So what is holding space exactly? By examining the common threads in the above examples, I bet you can piece it together now.
Holding space involves:
– Being fully present: Don’t let your mind wander onto what you are going to say next or what you could be doing instead. People can sense when you are with them and when you are just keeping up appearances.
– Honoring where the individual is and their emotions: If they are sad, acknowledge they are sad. If they are angry, acknowledge they are angry. If they are hopeless, acknowledge they feel hopeless, without trying to change it.
– Listening: Again, really listening, being present with the intention to understand, not only what they are telling you, but why.
– Cultivating an environment of safety: Eliminate distractions. Go to a quiet room. Let them know you are turning off your cell phone. Assure them that you will keep what they are sharing between you (and keep that promise). Make it clear that you honor them for sharing what they choose to share, and that you’re not judging.
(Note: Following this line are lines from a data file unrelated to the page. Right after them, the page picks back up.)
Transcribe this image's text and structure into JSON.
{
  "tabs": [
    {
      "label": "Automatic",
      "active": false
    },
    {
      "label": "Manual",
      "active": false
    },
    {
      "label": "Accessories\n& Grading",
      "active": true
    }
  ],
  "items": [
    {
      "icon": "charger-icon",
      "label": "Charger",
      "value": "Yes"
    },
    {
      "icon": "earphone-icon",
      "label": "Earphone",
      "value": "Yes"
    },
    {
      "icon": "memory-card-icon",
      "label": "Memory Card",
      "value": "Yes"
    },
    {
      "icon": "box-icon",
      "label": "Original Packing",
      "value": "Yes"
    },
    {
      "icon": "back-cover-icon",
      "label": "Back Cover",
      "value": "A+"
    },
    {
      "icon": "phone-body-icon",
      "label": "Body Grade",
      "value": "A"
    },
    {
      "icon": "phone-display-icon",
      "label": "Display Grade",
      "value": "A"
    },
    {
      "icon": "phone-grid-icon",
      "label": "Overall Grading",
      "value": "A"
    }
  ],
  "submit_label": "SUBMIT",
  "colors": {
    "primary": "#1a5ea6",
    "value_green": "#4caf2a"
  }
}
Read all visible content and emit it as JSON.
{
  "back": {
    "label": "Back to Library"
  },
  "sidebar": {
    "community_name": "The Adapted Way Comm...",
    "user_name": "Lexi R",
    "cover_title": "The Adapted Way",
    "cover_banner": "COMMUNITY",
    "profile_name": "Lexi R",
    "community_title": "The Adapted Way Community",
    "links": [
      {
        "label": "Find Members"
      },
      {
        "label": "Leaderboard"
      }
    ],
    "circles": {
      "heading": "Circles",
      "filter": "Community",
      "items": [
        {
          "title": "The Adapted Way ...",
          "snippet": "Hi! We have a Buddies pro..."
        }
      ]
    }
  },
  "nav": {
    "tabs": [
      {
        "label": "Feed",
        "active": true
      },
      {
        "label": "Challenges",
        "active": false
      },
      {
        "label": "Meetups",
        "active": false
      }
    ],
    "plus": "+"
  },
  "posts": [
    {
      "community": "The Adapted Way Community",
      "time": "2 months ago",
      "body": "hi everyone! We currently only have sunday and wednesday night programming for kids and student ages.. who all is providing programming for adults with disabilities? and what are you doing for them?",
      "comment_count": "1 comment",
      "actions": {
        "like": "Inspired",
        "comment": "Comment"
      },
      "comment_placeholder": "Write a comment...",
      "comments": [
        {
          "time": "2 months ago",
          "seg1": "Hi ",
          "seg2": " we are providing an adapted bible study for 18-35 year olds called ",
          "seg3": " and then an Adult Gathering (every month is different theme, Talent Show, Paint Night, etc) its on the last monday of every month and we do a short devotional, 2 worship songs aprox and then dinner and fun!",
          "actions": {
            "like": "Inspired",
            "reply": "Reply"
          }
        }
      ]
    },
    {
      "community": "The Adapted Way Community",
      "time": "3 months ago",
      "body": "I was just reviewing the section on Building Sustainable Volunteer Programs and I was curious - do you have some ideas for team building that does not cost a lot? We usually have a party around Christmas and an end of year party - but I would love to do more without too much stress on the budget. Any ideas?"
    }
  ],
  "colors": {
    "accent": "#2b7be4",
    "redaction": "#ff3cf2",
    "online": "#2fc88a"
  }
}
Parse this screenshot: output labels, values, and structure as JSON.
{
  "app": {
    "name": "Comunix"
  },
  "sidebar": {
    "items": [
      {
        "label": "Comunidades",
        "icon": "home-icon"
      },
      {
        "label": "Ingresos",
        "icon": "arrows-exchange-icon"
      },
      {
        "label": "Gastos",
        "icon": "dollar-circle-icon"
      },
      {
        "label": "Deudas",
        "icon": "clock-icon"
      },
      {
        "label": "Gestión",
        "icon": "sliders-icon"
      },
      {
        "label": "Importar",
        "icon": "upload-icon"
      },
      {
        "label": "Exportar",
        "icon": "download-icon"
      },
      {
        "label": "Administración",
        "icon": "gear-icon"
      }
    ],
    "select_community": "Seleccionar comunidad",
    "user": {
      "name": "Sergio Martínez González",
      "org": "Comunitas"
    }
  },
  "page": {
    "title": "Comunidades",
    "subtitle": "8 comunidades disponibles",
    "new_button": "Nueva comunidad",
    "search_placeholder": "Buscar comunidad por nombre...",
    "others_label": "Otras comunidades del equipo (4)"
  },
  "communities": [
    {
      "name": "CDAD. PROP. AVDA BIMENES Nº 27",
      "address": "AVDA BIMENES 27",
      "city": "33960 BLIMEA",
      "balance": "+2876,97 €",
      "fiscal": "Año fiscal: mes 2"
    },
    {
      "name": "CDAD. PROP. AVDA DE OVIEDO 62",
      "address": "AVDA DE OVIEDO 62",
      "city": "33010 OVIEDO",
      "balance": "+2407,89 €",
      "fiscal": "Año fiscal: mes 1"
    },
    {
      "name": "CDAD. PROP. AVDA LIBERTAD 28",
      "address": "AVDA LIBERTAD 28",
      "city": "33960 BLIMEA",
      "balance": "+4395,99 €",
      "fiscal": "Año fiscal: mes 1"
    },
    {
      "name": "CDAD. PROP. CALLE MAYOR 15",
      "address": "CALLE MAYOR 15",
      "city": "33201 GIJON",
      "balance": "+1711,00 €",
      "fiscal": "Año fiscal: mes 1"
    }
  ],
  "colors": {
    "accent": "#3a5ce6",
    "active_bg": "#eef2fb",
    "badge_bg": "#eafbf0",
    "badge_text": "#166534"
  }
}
If you have had a similar experience, briefly share it.
– Allowing and encouraging the expression of strong emotions: Rather than trying to cheer up the person you are holding space for, reassure them by saying things like, “it’s okay to cry.” “I can see that you’re angry.” “You have every right to feel that way.” Notice that, “I understand” is nowhere in there. Although you may have a good idea what this person is going through, you have not walked in their shoes. Implying that you have, may be taken as the opposite of supportive.
– Limiting verbal interjections: Holding space does not need to be entirely silent (although if the other person is not speaking, that may be a good idea). Affirmations that you are listening can be helpful – “uh-huh,” “okay,” “I hear you,” can be a way of communicating your listening and full presence. Questions to clarify can be helpful up to a point. Keep any sharing of similar experiences short and to the point.
Holding space does not involve:
– Giving Advice: After they have had an opportunity to express themselves, you may ask if the person would like your perspective or help in finding a solution. Ask only once, and abide by their response.
– Judgement: There is absolutely no point in suggesting how things could have been done differently or comparing the situation to anyone else’s. This will only make things worse. Make it clear that you accept them and care for them for who they are.
– Trying to fix things: Again, you may offer to speak to someone or do some action on the person’s behalf, but it could very well be that all they need you to do is hold that space.
– Your ego or how you would handle the situation in their shoes: Just because the person does not approach the situation the way you would, that is no reason to invalidate their approach. Just because they do not want your advice, your touch, or even your presence, has less to do with you than it does with them. Honor and respect where they are in that moment.
As I mentioned in the 4th example, sometimes we are asked to hold space within a group. This sometimes seems to be the unimportant, extraneous position when others seem to be doing more “important” things. Holding space in these situations can be just as powerful as in one-on-one situations. Most of the same guidelines apply: being fully present and honoring the process is a valuable contribution.
Holding space for someone is a gift. It is a powerful act. More than that, it is a sacred act. The next time you are called upon to hold space for someone, instead of squirming uncomfortably or wishing you could get on with your day, thank them for allowing you to give them this gift.
Being a Container: Holding Space for Others
Understanding How to Hold Space
What it means to “hold space” for people, plus eight tips on how to do it well
by Heather Plett